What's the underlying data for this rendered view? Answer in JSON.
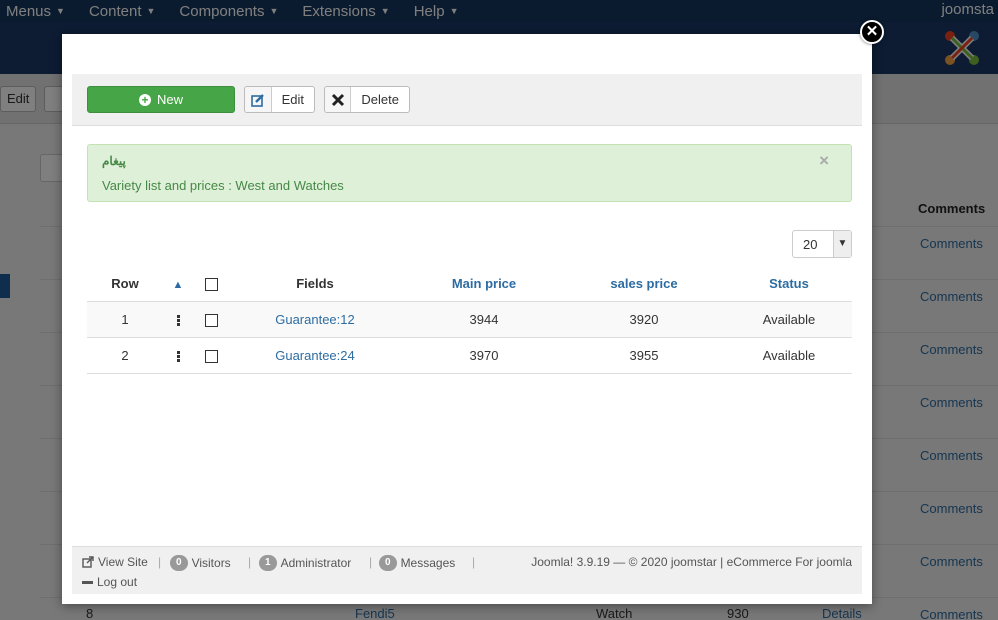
{
  "background": {
    "menu": [
      "Menus",
      "Content",
      "Components",
      "Extensions",
      "Help"
    ],
    "user": "joomsta",
    "edit_label": "Edit",
    "comments_header": "Comments",
    "comments_link": "Comments",
    "bottom_row": {
      "index": "8",
      "name": "Fendi5",
      "type": "Watch",
      "price": "930",
      "details": "Details"
    }
  },
  "toolbar": {
    "new_label": "New",
    "edit_label": "Edit",
    "delete_label": "Delete"
  },
  "alert": {
    "heading": "پیغام",
    "message": "Variety list and prices : West and Watches",
    "close": "×"
  },
  "pagination": {
    "limit": "20"
  },
  "table": {
    "headers": {
      "row": "Row",
      "fields": "Fields",
      "main_price": "Main price",
      "sales_price": "sales price",
      "status": "Status"
    },
    "rows": [
      {
        "row": "1",
        "field": "Guarantee:12",
        "main_price": "3944",
        "sales_price": "3920",
        "status": "Available"
      },
      {
        "row": "2",
        "field": "Guarantee:24",
        "main_price": "3970",
        "sales_price": "3955",
        "status": "Available"
      }
    ]
  },
  "footer": {
    "view_site": "View Site",
    "visitors_count": "0",
    "visitors_label": "Visitors",
    "admin_count": "1",
    "admin_label": "Administrator",
    "messages_count": "0",
    "messages_label": "Messages",
    "copyright": "Joomla! 3.9.19  —  © 2020 joomstar | eCommerce For joomla",
    "logout": "Log out"
  },
  "colors": {
    "accent": "#2d6ca2",
    "new_button": "#46a546",
    "alert_bg": "#dff0d8",
    "header": "#1a3867"
  }
}
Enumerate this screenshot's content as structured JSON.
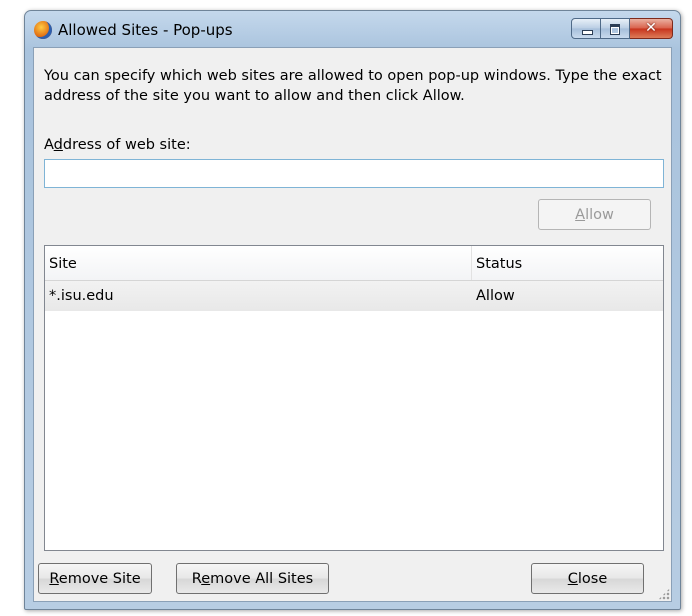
{
  "window": {
    "title": "Allowed Sites - Pop-ups",
    "controls": {
      "close_glyph": "✕"
    }
  },
  "description": "You can specify which web sites are allowed to open pop-up windows. Type the exact address of the site you want to allow and then click Allow.",
  "address": {
    "label_pre": "A",
    "label_accel": "d",
    "label_post": "dress of web site:",
    "value": "",
    "placeholder": ""
  },
  "allow_button": {
    "accel": "A",
    "rest": "llow",
    "enabled": false
  },
  "table": {
    "columns": [
      "Site",
      "Status"
    ],
    "rows": [
      {
        "site": "*.isu.edu",
        "status": "Allow"
      }
    ]
  },
  "buttons": {
    "remove_site": {
      "accel": "R",
      "rest": "emove Site"
    },
    "remove_all": {
      "pre": "R",
      "accel": "e",
      "rest": "move All Sites"
    },
    "close": {
      "accel": "C",
      "rest": "lose"
    }
  },
  "icons": {
    "app": "firefox-icon",
    "minimize": "minimize-icon",
    "maximize": "maximize-icon",
    "close": "close-icon",
    "grip": "resize-grip-icon"
  },
  "colors": {
    "title_bar": "#b7cde3",
    "close_button": "#c7331c",
    "input_border": "#7fb4d6",
    "row_selected": "#e8e8e8"
  }
}
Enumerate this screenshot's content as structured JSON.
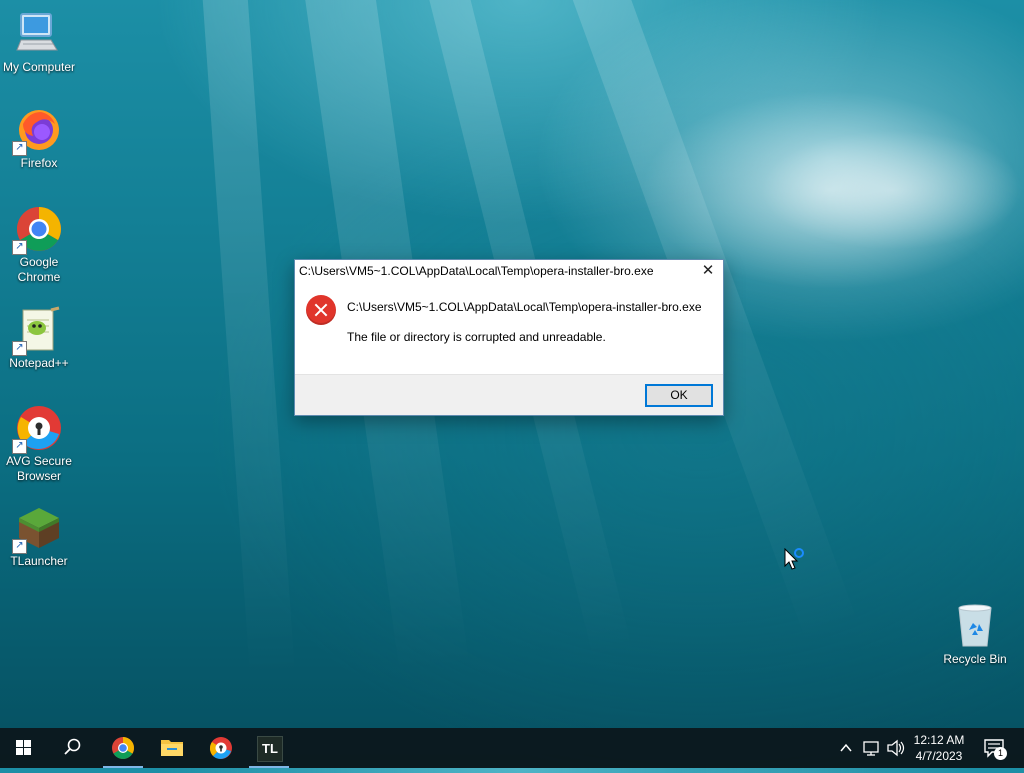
{
  "desktop": {
    "icons": [
      {
        "label": "My Computer",
        "icon": "computer-icon"
      },
      {
        "label": "Firefox",
        "icon": "firefox-icon"
      },
      {
        "label": "Google Chrome",
        "icon": "chrome-icon"
      },
      {
        "label": "Notepad++",
        "icon": "notepadpp-icon"
      },
      {
        "label": "AVG Secure Browser",
        "icon": "avg-browser-icon"
      },
      {
        "label": "TLauncher",
        "icon": "tlauncher-icon"
      }
    ],
    "recycle_bin": {
      "label": "Recycle Bin",
      "icon": "recycle-bin-icon"
    }
  },
  "dialog": {
    "title": "C:\\Users\\VM5~1.COL\\AppData\\Local\\Temp\\opera-installer-bro.exe",
    "message_path": "C:\\Users\\VM5~1.COL\\AppData\\Local\\Temp\\opera-installer-bro.exe",
    "message": "The file or directory is corrupted and unreadable.",
    "ok_label": "OK",
    "close_glyph": "✕",
    "icon": "error-icon"
  },
  "taskbar": {
    "apps": [
      {
        "name": "Google Chrome",
        "icon": "chrome-icon"
      },
      {
        "name": "File Explorer",
        "icon": "folder-icon"
      },
      {
        "name": "AVG Secure Browser",
        "icon": "avg-browser-icon"
      },
      {
        "name": "TLauncher",
        "icon": "tlauncher-icon",
        "text": "TL"
      }
    ],
    "clock": {
      "time": "12:12 AM",
      "date": "4/7/2023"
    },
    "notification_count": "1"
  }
}
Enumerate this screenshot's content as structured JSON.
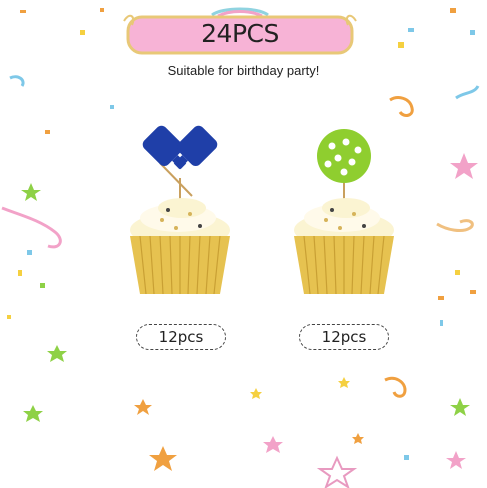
{
  "banner": {
    "label": "24PCS"
  },
  "subtitle": "Suitable for birthday party!",
  "products": [
    {
      "quantity": "12pcs",
      "topper_icon": "pickleball-paddles-icon",
      "topper_color": "#1f3fa8"
    },
    {
      "quantity": "12pcs",
      "topper_icon": "pickleball-icon",
      "topper_color": "#8fce2f"
    }
  ],
  "colors": {
    "banner_fill": "#f7b3d6",
    "banner_frame": "#e8c877",
    "cupcake_liner": "#e6c250",
    "frosting": "#fbf4d2"
  }
}
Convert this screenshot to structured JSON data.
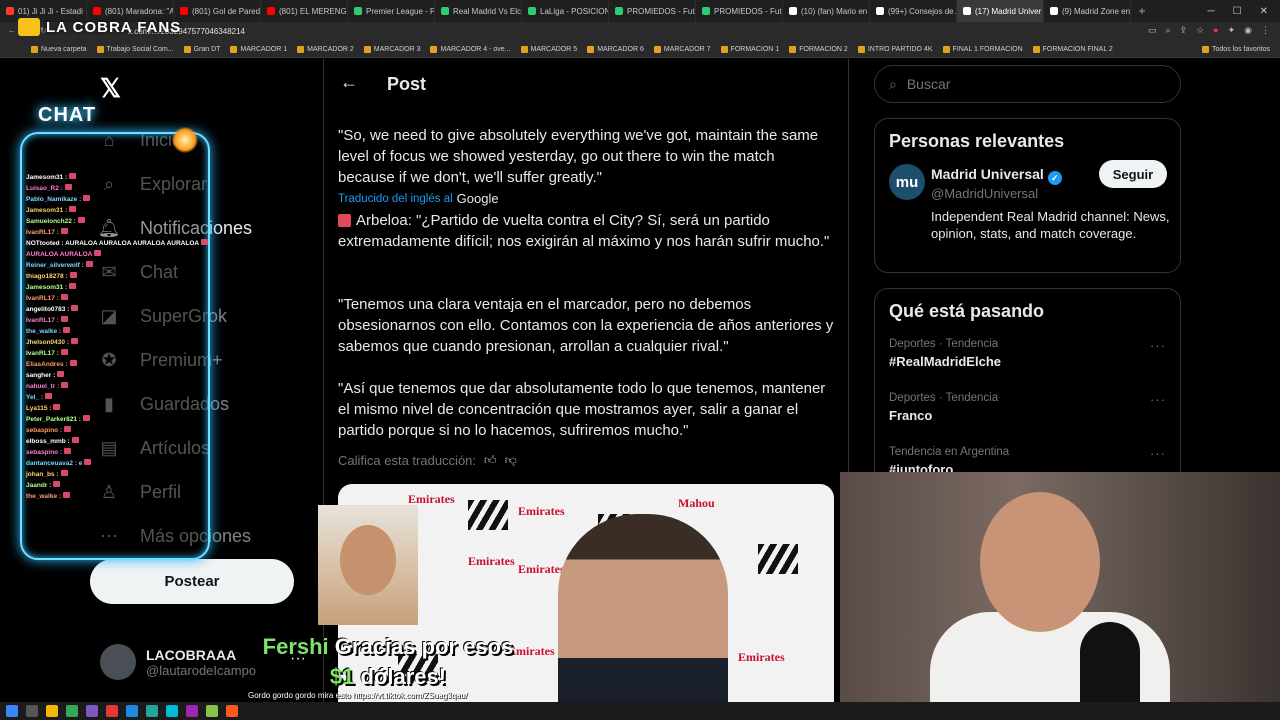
{
  "browser": {
    "tabs": [
      {
        "title": "01) Ji Ji Ji - Estadi",
        "color": "#ff3b30"
      },
      {
        "title": "(801) Maradona: \"A",
        "color": "#ff0000"
      },
      {
        "title": "(801) Gol de Pared",
        "color": "#ff0000"
      },
      {
        "title": "(801) EL MERENGUE",
        "color": "#ff0000"
      },
      {
        "title": "Premier League - P",
        "color": "#2ecc71"
      },
      {
        "title": "Real Madrid Vs Elch",
        "color": "#2ecc71"
      },
      {
        "title": "LaLiga - POSICION",
        "color": "#2ecc71"
      },
      {
        "title": "PROMIEDOS - Futb",
        "color": "#2ecc71"
      },
      {
        "title": "PROMIEDOS - Futb",
        "color": "#2ecc71"
      },
      {
        "title": "(10) (fan) Mario en",
        "color": "#ffffff"
      },
      {
        "title": "(99+) Consejos de A",
        "color": "#ffffff"
      },
      {
        "title": "(17) Madrid Univer",
        "color": "#ffffff"
      },
      {
        "title": "(9) Madrid Zone en",
        "color": "#ffffff"
      }
    ],
    "active_tab": 11,
    "url": "x.com/.../2032947577046348214",
    "bookmarks": [
      "Nueva carpeta",
      "Trabajo Social Com...",
      "Gran DT",
      "MARCADOR 1",
      "MARCADOR 2",
      "MARCADOR 3",
      "MARCADOR 4 - ove...",
      "MARCADOR 5",
      "MARCADOR 6",
      "MARCADOR 7",
      "FORMACION 1",
      "FORMACION 2",
      "INTRO PARTIDO 4K",
      "FINAL 1 FORMACION",
      "FORMACION FINAL 2"
    ],
    "bookmarks_right": "Todos los favoritos"
  },
  "overlay": {
    "logo_text": "LA COBRA FANS",
    "chat_title": "CHAT",
    "chat_lines": [
      "Jamesom31 :",
      "Luisao_R2 :",
      "Pablo_Namikaze :",
      "Jamesom31 :",
      "Samuelonch22 :",
      "IvanRL17 :",
      "NOTtooted : AURALOA AURALOA AURALOA AURALOA",
      "AURALOA AURALOA",
      "Reiner_silverwolf :",
      "thiago18278 :",
      "Jamesom31 :",
      "IvanRL17 :",
      "angelito0783 :",
      "IvanRL17 :",
      "the_walke :",
      "Jhelson0430 :",
      "IvanRL17 :",
      "EliasAndres :",
      "sangher :",
      "nahuel_tr :",
      "Yel_ :",
      "Lya115 :",
      "Peter_Parker821 :",
      "sebaspino :",
      "elboss_mmb :",
      "sebaspino :",
      "dantanceuava2 : e",
      "johan_bs :",
      "Jaandr :",
      "the_walke :"
    ],
    "alert_name": "Fershi",
    "alert_line1": "Gracias por esos",
    "alert_amount": "$1",
    "alert_line2": "dólares!",
    "ticker": "Gordo gordo gordo mira esto https://vt.tiktok.com/ZSuag3qau/"
  },
  "sidebar": {
    "nav": [
      {
        "label": "Inicio",
        "icon": "home-icon"
      },
      {
        "label": "Explorar",
        "icon": "search-icon"
      },
      {
        "label": "Notificaciones",
        "icon": "bell-icon"
      },
      {
        "label": "Chat",
        "icon": "mail-icon"
      },
      {
        "label": "SuperGrok",
        "icon": "grok-icon"
      },
      {
        "label": "Premium+",
        "icon": "verified-icon"
      },
      {
        "label": "Guardados",
        "icon": "bookmark-icon"
      },
      {
        "label": "Artículos",
        "icon": "article-icon"
      },
      {
        "label": "Perfil",
        "icon": "person-icon"
      },
      {
        "label": "Más opciones",
        "icon": "more-icon"
      }
    ],
    "post_button": "Postear",
    "account_name": "LACOBRAAA",
    "account_handle": "@lautarodeIcampo"
  },
  "post": {
    "header_title": "Post",
    "quote_en": "\"So, we need to give absolutely everything we've got, maintain the same level of focus we showed yesterday, go out there to win the match because if we don't, we'll suffer greatly.\"",
    "translated_label": "Traducido del inglés al",
    "translated_brand": "Google",
    "para1": "Arbeloa: \"¿Partido de vuelta contra el City? Sí, será un partido extremadamente difícil; nos exigirán al máximo y nos harán sufrir mucho.\"",
    "para2": "\"Tenemos una clara ventaja en el marcador, pero no debemos obsesionarnos con ello. Contamos con la experiencia de años anteriores y sabemos que cuando presionan, arrollan a cualquier rival.\"",
    "para3": "\"Así que tenemos que dar absolutamente todo lo que tenemos, mantener el mismo nivel de concentración que mostramos ayer, salir a ganar el partido porque si no lo hacemos, sufriremos mucho.\"",
    "rate_label": "Califica esta traducción:",
    "media_labels": [
      "Emirates",
      "Emirates",
      "Mahou",
      "Emirates",
      "Emirates",
      "Emirates",
      "Mahou",
      "hp",
      "Emirates",
      "hp",
      "Emirates"
    ]
  },
  "right": {
    "search_placeholder": "Buscar",
    "relevant_title": "Personas relevantes",
    "person_logo": "mu",
    "person_name": "Madrid Universal",
    "person_handle": "@MadridUniversal",
    "follow_label": "Seguir",
    "person_bio": "Independent Real Madrid channel: News, opinion, stats, and match coverage.",
    "trending_title": "Qué está pasando",
    "trends": [
      {
        "category": "Deportes · Tendencia",
        "title": "#RealMadridElche"
      },
      {
        "category": "Deportes · Tendencia",
        "title": "Franco"
      },
      {
        "category": "Tendencia en Argentina",
        "title": "#juntoforo"
      }
    ]
  },
  "colors": {
    "accent": "#1d9bf0",
    "chat_glow": "#38c6ff",
    "alert_name": "#7fe36a"
  }
}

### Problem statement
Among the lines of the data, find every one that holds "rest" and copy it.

### Result below
    "rest": "llow",
      "rest": "emove Site"
      "rest": "move All Sites"
      "rest": "lose"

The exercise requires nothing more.